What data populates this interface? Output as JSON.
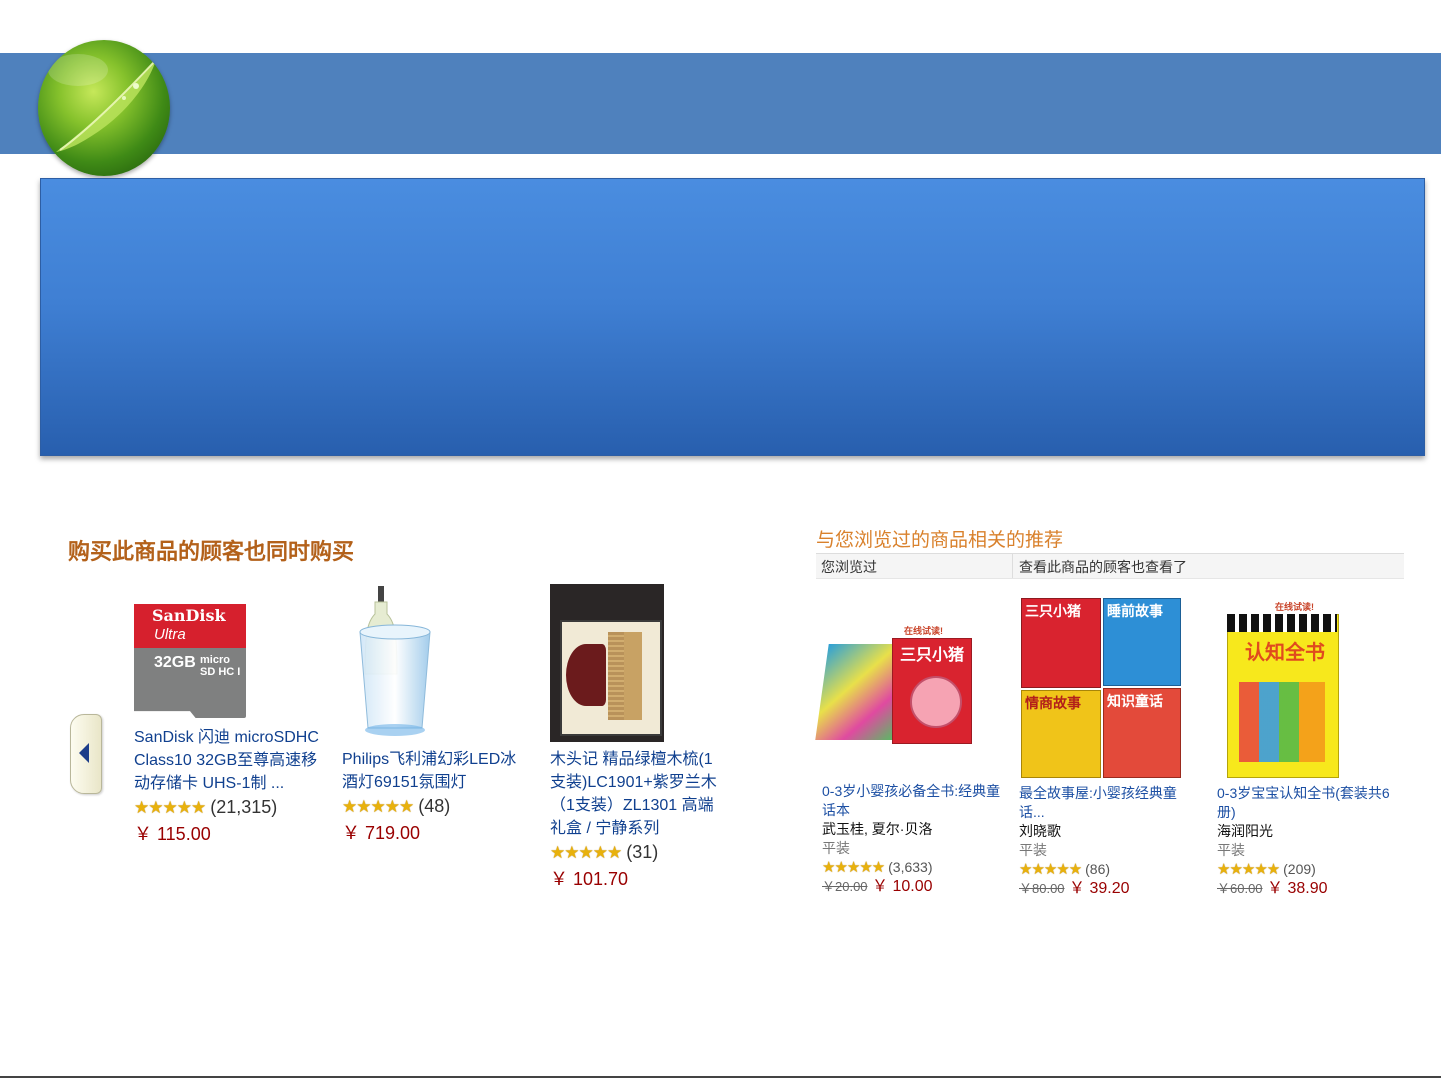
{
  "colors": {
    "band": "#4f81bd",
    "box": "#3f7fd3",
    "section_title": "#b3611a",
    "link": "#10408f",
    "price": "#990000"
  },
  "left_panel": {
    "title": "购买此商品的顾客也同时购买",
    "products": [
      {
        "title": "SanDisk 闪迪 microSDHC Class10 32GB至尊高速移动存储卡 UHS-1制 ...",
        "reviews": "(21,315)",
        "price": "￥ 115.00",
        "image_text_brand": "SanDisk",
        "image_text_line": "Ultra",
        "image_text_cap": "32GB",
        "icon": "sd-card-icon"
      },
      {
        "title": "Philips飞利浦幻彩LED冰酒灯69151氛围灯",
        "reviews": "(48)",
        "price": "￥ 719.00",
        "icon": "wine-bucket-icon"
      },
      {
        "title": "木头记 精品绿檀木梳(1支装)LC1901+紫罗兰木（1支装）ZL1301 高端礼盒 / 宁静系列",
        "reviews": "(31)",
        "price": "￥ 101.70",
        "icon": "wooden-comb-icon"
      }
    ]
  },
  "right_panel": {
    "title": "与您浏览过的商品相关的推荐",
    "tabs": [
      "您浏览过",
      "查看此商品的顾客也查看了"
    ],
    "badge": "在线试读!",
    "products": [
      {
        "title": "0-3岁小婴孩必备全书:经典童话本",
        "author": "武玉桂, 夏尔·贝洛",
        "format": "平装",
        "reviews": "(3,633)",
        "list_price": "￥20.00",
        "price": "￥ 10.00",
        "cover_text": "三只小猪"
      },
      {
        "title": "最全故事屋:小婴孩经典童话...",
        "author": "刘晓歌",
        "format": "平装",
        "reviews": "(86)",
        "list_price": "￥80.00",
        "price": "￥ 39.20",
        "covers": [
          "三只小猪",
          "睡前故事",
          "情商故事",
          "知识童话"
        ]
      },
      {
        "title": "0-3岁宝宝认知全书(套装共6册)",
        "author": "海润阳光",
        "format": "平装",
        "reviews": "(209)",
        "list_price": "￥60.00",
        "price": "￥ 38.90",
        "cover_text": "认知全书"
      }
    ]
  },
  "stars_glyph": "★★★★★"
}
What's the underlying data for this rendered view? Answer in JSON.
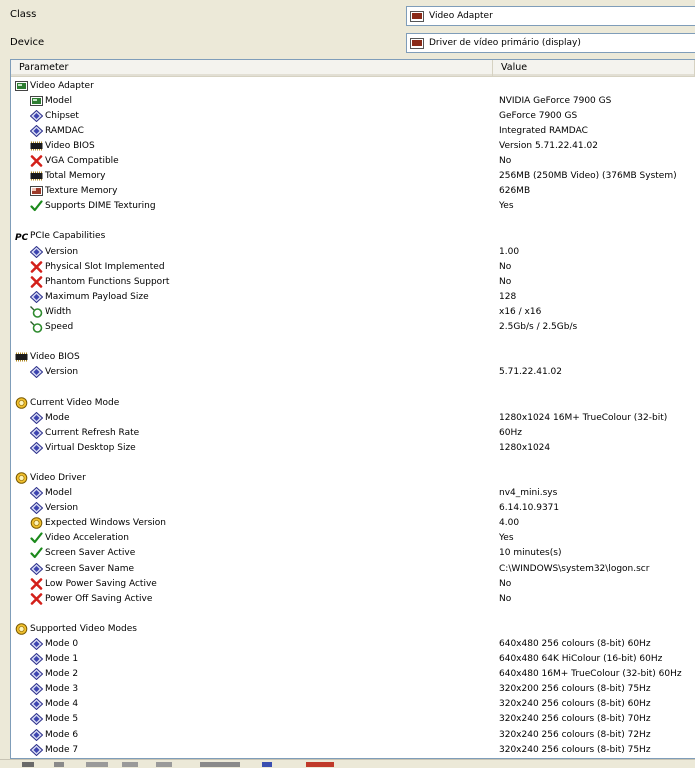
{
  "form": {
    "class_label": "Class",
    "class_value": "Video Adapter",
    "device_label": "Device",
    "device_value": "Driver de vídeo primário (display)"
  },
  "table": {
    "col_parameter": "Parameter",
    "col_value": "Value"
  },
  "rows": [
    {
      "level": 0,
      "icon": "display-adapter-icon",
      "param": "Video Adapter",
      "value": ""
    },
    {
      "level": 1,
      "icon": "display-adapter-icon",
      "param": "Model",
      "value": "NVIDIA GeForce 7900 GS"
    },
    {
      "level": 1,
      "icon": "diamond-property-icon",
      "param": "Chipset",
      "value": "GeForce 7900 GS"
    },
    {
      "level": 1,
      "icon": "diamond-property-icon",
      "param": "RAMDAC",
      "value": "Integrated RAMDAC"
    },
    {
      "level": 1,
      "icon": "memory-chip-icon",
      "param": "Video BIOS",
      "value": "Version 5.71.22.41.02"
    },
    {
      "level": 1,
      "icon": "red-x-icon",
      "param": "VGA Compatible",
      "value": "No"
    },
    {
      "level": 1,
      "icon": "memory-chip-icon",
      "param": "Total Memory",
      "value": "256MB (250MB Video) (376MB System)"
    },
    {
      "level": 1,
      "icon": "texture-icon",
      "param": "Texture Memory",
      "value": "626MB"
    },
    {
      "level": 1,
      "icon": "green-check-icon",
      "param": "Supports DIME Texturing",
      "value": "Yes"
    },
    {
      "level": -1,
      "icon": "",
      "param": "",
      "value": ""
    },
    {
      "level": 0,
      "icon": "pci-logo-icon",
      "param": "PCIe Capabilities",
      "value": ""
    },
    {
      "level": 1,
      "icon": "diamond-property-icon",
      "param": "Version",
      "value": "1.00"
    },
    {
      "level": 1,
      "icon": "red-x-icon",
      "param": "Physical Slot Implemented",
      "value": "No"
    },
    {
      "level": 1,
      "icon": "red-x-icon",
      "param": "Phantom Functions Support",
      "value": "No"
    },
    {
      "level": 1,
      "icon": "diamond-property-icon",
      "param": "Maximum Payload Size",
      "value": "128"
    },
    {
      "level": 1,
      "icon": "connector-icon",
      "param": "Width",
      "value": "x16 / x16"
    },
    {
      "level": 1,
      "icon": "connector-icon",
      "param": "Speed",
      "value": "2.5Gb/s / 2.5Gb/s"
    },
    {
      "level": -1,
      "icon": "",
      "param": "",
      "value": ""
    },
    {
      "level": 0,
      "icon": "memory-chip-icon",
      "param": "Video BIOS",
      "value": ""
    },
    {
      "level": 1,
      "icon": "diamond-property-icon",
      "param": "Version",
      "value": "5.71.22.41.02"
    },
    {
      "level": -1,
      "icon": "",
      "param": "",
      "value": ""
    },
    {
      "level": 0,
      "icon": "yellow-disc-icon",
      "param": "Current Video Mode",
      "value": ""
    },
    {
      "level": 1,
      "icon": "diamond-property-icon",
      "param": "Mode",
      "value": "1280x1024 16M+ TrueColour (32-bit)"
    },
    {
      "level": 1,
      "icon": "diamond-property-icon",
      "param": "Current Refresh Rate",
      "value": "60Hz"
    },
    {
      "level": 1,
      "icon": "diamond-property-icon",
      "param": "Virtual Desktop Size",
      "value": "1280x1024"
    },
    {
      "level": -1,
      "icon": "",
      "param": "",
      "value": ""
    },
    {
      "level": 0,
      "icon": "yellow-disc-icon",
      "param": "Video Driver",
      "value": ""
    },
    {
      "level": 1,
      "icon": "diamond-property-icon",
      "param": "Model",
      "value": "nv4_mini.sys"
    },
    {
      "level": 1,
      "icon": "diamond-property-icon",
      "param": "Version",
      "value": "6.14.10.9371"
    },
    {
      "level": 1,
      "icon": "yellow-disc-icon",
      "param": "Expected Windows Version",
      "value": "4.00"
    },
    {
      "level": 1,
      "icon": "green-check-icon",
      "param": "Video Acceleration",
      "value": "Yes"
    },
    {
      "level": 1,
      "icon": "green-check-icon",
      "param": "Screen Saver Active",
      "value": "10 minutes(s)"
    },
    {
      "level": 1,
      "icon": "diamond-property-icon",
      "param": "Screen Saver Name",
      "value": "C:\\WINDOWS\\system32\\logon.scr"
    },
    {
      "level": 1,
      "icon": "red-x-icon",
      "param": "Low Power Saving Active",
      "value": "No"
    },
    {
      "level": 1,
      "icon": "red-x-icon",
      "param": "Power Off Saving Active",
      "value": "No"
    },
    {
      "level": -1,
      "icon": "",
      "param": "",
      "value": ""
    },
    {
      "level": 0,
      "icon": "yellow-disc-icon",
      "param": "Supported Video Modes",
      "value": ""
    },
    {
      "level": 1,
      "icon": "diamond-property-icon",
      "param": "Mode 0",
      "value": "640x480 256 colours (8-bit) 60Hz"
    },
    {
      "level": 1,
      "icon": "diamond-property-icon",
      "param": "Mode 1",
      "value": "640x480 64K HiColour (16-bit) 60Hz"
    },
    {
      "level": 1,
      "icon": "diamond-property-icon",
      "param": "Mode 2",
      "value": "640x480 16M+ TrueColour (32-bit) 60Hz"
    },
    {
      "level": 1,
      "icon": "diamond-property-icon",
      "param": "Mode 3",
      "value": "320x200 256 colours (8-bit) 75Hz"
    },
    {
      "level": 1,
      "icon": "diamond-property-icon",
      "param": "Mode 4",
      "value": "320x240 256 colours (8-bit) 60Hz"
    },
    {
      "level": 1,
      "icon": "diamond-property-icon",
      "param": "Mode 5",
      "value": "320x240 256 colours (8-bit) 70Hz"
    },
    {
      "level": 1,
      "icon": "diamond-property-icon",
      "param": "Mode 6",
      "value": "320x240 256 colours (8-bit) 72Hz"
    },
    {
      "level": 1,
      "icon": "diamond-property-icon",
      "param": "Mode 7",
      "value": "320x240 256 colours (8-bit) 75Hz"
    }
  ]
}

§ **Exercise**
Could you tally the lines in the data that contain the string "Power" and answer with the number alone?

§ **Reply to the exercise**
2